-- INFORMATION SUPPLIED follows --

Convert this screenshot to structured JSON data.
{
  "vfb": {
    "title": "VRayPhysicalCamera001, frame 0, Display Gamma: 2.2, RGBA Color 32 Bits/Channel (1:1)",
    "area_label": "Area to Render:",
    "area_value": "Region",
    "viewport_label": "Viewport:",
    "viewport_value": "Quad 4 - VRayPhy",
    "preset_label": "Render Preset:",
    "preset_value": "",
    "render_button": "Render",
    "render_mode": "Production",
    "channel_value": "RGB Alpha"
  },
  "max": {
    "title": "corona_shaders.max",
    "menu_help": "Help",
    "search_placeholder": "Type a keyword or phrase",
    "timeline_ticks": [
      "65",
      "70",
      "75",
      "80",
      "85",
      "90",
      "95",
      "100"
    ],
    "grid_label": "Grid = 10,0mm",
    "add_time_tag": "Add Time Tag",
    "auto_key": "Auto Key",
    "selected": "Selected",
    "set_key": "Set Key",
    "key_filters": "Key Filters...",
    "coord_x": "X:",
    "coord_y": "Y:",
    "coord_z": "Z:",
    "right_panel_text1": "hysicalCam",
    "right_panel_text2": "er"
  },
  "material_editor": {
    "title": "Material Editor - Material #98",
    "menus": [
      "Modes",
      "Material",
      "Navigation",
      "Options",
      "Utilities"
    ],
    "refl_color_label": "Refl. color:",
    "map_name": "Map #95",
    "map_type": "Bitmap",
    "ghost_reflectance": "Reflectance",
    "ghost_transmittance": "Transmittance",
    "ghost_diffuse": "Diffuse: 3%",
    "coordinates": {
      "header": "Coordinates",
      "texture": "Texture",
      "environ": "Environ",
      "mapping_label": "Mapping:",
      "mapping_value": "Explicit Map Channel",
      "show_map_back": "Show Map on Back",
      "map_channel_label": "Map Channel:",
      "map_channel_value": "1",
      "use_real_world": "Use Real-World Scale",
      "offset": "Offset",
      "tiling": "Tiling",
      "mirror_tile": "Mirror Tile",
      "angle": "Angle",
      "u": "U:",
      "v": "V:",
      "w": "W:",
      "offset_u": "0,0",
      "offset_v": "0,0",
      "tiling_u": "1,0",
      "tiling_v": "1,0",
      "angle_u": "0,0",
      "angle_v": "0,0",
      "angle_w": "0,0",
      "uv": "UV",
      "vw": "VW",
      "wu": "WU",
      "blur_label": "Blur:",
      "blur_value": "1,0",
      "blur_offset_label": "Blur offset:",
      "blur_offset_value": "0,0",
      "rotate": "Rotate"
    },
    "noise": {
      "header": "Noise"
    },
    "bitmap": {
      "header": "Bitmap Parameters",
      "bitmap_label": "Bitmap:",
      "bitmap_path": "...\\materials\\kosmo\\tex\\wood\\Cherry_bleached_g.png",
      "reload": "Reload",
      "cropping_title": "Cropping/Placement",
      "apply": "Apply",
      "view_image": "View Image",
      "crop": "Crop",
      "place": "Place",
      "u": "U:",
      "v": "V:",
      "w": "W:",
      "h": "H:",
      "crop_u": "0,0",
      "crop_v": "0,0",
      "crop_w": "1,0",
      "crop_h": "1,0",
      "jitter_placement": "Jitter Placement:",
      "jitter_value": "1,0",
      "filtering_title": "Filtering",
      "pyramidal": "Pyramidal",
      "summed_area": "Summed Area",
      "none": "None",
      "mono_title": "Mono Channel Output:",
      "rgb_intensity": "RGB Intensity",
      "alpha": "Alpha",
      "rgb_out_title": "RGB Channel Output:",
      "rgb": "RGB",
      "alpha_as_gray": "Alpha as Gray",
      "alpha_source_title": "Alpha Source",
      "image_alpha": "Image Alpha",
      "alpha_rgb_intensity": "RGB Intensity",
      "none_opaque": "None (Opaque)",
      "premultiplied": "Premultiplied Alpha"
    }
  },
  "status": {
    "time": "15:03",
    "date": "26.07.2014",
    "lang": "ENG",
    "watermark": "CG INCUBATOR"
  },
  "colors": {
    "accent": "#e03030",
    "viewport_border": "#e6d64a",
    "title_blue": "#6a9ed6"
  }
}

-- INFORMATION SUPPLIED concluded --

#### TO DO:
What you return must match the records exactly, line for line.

#### ANSWER FOR THIS EXERCISE:
Convert this screenshot to structured JSON data.
{
  "vfb": {
    "title": "VRayPhysicalCamera001, frame 0, Display Gamma: 2.2, RGBA Color 32 Bits/Channel (1:1)",
    "area_label": "Area to Render:",
    "area_value": "Region",
    "viewport_label": "Viewport:",
    "viewport_value": "Quad 4 - VRayPhy",
    "preset_label": "Render Preset:",
    "preset_value": "",
    "render_button": "Render",
    "render_mode": "Production",
    "channel_value": "RGB Alpha"
  },
  "max": {
    "title": "corona_shaders.max",
    "menu_help": "Help",
    "search_placeholder": "Type a keyword or phrase",
    "timeline_ticks": [
      "65",
      "70",
      "75",
      "80",
      "85",
      "90",
      "95",
      "100"
    ],
    "grid_label": "Grid = 10,0mm",
    "add_time_tag": "Add Time Tag",
    "auto_key": "Auto Key",
    "selected": "Selected",
    "set_key": "Set Key",
    "key_filters": "Key Filters...",
    "coord_x": "X:",
    "coord_y": "Y:",
    "coord_z": "Z:",
    "right_panel_text1": "hysicalCam",
    "right_panel_text2": "er"
  },
  "material_editor": {
    "title": "Material Editor - Material #98",
    "menus": [
      "Modes",
      "Material",
      "Navigation",
      "Options",
      "Utilities"
    ],
    "refl_color_label": "Refl. color:",
    "map_name": "Map #95",
    "map_type": "Bitmap",
    "ghost_reflectance": "Reflectance",
    "ghost_transmittance": "Transmittance",
    "ghost_diffuse": "Diffuse: 3%",
    "coordinates": {
      "header": "Coordinates",
      "texture": "Texture",
      "environ": "Environ",
      "mapping_label": "Mapping:",
      "mapping_value": "Explicit Map Channel",
      "show_map_back": "Show Map on Back",
      "map_channel_label": "Map Channel:",
      "map_channel_value": "1",
      "use_real_world": "Use Real-World Scale",
      "offset": "Offset",
      "tiling": "Tiling",
      "mirror_tile": "Mirror Tile",
      "angle": "Angle",
      "u": "U:",
      "v": "V:",
      "w": "W:",
      "offset_u": "0,0",
      "offset_v": "0,0",
      "tiling_u": "1,0",
      "tiling_v": "1,0",
      "angle_u": "0,0",
      "angle_v": "0,0",
      "angle_w": "0,0",
      "uv": "UV",
      "vw": "VW",
      "wu": "WU",
      "blur_label": "Blur:",
      "blur_value": "1,0",
      "blur_offset_label": "Blur offset:",
      "blur_offset_value": "0,0",
      "rotate": "Rotate"
    },
    "noise": {
      "header": "Noise"
    },
    "bitmap": {
      "header": "Bitmap Parameters",
      "bitmap_label": "Bitmap:",
      "bitmap_path": "...\\materials\\kosmo\\tex\\wood\\Cherry_bleached_g.png",
      "reload": "Reload",
      "cropping_title": "Cropping/Placement",
      "apply": "Apply",
      "view_image": "View Image",
      "crop": "Crop",
      "place": "Place",
      "u": "U:",
      "v": "V:",
      "w": "W:",
      "h": "H:",
      "crop_u": "0,0",
      "crop_v": "0,0",
      "crop_w": "1,0",
      "crop_h": "1,0",
      "jitter_placement": "Jitter Placement:",
      "jitter_value": "1,0",
      "filtering_title": "Filtering",
      "pyramidal": "Pyramidal",
      "summed_area": "Summed Area",
      "none": "None",
      "mono_title": "Mono Channel Output:",
      "rgb_intensity": "RGB Intensity",
      "alpha": "Alpha",
      "rgb_out_title": "RGB Channel Output:",
      "rgb": "RGB",
      "alpha_as_gray": "Alpha as Gray",
      "alpha_source_title": "Alpha Source",
      "image_alpha": "Image Alpha",
      "alpha_rgb_intensity": "RGB Intensity",
      "none_opaque": "None (Opaque)",
      "premultiplied": "Premultiplied Alpha"
    }
  },
  "status": {
    "time": "15:03",
    "date": "26.07.2014",
    "lang": "ENG",
    "watermark": "CG INCUBATOR"
  },
  "colors": {
    "accent": "#e03030",
    "viewport_border": "#e6d64a",
    "title_blue": "#6a9ed6"
  }
}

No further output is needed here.